As I run a very large dance and theatre school, with a staff team of 20, I often find, to my frustration, that I deal with disciplinary issues, either staff or pupil related, taking up a lot of my time and emotional energy. It effects my work as, primarily, a teacher of classical ballet. I say ‘primarily’ as that is what I see myself as – not as a manager/proprietor of a business. I struggle with the balance between the two, and the hectic schedule of running a business usually wins! I notice I internalise these problems, and, as a result, I am sure they inhibit my creativity and artistry in teaching, as I will often go straight from a tense meeting into a class.
A recent concern I have had to raise with a member of staff has, this morning, become enmeshed with me trying to fully understand what I should ACTUALLY be doing, right now, for this MA, getting the school uniform ready for the week ahead, housework, and constant phone calls from family members!

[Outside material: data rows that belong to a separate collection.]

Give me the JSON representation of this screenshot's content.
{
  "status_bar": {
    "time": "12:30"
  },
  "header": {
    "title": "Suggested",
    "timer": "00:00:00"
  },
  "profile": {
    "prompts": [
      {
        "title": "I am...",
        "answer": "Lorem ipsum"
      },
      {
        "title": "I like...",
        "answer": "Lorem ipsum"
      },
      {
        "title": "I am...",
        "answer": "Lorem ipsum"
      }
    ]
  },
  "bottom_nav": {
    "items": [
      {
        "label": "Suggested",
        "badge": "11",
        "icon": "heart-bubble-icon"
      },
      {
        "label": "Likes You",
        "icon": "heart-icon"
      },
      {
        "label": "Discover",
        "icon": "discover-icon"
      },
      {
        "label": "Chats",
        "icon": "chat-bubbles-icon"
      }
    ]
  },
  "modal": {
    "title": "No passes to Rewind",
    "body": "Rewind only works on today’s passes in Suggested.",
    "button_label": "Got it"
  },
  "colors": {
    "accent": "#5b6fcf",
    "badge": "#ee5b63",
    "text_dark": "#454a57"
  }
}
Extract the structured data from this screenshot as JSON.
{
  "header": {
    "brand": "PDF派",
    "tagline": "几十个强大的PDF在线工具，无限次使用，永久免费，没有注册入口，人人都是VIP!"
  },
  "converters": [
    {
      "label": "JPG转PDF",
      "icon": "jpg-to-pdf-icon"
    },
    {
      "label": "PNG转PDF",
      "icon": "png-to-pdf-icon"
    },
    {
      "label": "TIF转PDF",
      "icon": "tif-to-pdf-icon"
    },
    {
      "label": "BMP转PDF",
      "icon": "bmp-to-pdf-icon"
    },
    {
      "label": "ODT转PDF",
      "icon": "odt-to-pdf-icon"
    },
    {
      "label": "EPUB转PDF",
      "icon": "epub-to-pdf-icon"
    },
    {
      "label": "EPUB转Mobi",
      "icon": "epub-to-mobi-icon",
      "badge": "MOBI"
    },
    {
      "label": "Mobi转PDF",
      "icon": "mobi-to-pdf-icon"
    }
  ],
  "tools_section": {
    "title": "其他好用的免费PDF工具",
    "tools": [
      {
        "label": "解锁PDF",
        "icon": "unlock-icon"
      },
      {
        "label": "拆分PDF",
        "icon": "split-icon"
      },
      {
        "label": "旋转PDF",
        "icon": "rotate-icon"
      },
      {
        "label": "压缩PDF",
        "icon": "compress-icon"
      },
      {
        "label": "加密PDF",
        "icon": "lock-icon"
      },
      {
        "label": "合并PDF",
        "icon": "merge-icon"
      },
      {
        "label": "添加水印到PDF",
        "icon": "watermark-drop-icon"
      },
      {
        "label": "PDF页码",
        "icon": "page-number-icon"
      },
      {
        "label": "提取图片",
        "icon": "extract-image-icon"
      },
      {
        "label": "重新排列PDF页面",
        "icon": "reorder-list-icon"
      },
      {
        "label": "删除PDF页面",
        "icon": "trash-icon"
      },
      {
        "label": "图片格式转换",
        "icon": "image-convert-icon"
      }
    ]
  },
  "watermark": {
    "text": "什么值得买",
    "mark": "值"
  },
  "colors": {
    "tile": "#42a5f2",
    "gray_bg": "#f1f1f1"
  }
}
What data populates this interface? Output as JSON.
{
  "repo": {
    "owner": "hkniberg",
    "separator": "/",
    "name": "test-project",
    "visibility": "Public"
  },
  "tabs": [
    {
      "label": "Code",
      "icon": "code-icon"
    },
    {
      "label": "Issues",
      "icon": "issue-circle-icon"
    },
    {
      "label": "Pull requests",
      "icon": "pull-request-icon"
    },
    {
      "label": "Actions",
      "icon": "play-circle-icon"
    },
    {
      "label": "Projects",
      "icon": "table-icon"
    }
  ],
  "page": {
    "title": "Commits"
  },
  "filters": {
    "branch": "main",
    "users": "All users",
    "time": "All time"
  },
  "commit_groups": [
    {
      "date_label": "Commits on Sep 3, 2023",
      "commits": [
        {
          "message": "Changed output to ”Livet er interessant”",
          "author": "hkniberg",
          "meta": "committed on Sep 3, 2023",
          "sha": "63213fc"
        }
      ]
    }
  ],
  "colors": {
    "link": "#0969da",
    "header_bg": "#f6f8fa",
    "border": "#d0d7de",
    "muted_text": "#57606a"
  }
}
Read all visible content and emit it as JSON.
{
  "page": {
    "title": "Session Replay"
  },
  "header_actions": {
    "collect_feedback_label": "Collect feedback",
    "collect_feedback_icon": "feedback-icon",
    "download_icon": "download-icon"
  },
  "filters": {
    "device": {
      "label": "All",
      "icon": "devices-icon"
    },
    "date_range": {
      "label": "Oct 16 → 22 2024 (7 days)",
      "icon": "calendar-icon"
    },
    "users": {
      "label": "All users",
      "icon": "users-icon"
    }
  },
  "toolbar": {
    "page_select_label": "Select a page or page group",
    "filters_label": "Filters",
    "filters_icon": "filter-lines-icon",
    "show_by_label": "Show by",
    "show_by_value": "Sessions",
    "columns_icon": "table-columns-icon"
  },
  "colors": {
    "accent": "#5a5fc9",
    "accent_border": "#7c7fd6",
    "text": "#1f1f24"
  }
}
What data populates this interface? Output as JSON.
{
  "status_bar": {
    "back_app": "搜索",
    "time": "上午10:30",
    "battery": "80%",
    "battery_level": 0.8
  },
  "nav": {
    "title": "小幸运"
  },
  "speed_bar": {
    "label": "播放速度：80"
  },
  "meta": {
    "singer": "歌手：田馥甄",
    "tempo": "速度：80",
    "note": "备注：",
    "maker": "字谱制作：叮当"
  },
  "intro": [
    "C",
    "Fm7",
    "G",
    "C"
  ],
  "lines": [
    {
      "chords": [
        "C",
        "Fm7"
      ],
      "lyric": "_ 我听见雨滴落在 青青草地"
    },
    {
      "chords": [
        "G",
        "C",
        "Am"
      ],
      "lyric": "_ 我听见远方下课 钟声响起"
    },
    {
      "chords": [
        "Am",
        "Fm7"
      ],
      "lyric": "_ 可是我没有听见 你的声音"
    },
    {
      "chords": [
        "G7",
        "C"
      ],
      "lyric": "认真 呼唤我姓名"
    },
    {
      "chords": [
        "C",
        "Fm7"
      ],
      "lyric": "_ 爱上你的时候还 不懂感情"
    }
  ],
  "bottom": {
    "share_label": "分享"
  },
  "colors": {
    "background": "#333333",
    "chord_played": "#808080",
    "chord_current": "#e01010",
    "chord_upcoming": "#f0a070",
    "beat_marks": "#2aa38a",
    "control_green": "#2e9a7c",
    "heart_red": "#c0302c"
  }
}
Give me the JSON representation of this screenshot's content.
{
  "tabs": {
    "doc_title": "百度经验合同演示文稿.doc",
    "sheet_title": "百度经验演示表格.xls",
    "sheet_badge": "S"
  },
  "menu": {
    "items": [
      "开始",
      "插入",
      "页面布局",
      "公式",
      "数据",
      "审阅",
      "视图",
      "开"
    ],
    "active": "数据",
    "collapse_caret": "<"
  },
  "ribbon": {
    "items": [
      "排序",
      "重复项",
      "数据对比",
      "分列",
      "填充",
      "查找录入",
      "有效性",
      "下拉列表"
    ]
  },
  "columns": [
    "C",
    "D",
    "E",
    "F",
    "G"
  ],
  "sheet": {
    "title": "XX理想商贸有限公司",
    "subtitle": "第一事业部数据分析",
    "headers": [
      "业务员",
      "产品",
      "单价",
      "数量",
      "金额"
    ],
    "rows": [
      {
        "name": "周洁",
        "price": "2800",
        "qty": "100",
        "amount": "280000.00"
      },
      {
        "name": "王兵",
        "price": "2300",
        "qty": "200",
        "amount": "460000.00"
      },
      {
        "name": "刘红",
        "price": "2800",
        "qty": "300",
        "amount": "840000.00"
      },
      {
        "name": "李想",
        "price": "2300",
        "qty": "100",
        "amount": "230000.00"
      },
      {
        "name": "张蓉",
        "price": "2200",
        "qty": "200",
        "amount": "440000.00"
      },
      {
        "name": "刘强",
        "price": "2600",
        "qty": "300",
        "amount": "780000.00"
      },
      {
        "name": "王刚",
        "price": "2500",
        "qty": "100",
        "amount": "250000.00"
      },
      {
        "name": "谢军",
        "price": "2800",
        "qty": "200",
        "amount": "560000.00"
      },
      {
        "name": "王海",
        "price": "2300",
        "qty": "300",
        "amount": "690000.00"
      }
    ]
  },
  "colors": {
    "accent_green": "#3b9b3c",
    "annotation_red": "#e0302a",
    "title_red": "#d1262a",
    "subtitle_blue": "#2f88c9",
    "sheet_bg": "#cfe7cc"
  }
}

I ended in tears convinced that I was wasting my time trying to do an MA!
Two cups of coffee, one cup of tea and a peanut butter sandwich later, and I have written the ‘issue’ in my journal, read up on “Strategies for enhancing learning from everyday experience” (Handbook of Reflective and Experiential Learning: Moon ), and “The Four Levels of Action and Reflection” (Productive Reflection at Work: Boud, Cressey, Docherty).
My initial off-loading into my journal helped me release some of the tension onto paper. I questioned my own handling of the situation, and asked myself why I struggle with confronting staff with disciplinary procedures. I decided to re-write the series of events using the terms ‘teacher’ and ‘pupil’, rather than names. This was immensely helpful, as the issue became objective.
I then wanted to turn it into a learning experience and so trawled through my books looking for supportive literature – hence the strategies and levels mentioned above! I now feel that a) by objectifying the teacher and pupil, I can see the situation much clearer and b) by reading, and applying these strategies, I have been able to create a plan of action.
I have learned that I can get stressed, and magnificate, difficult staff situations I have to deal with at work, and allow them to consume me. An emotionally exhausting occurence. Although I still have feelings of anxiety, I will carry out my plan of action, and then review and reflect on it.
I also realise I need a far more detailed set of rules/directives to fall back on when confronted with staff issues, on behaviour that is acceptable and not acceptable in the workplace. I shall find a time to make all staff aware of these, and make every effort to implement them when required, and utilise the Four Levels of Action and Reflection (Boud, Cressey, Doherty). I will also look at Schon’s ‘reflection-in-action’, to revise any procedures that ‘surprises’ might warrant. I will also look at ‘analytical diagnosis’ (Olsen and Rasmussen) of the situation.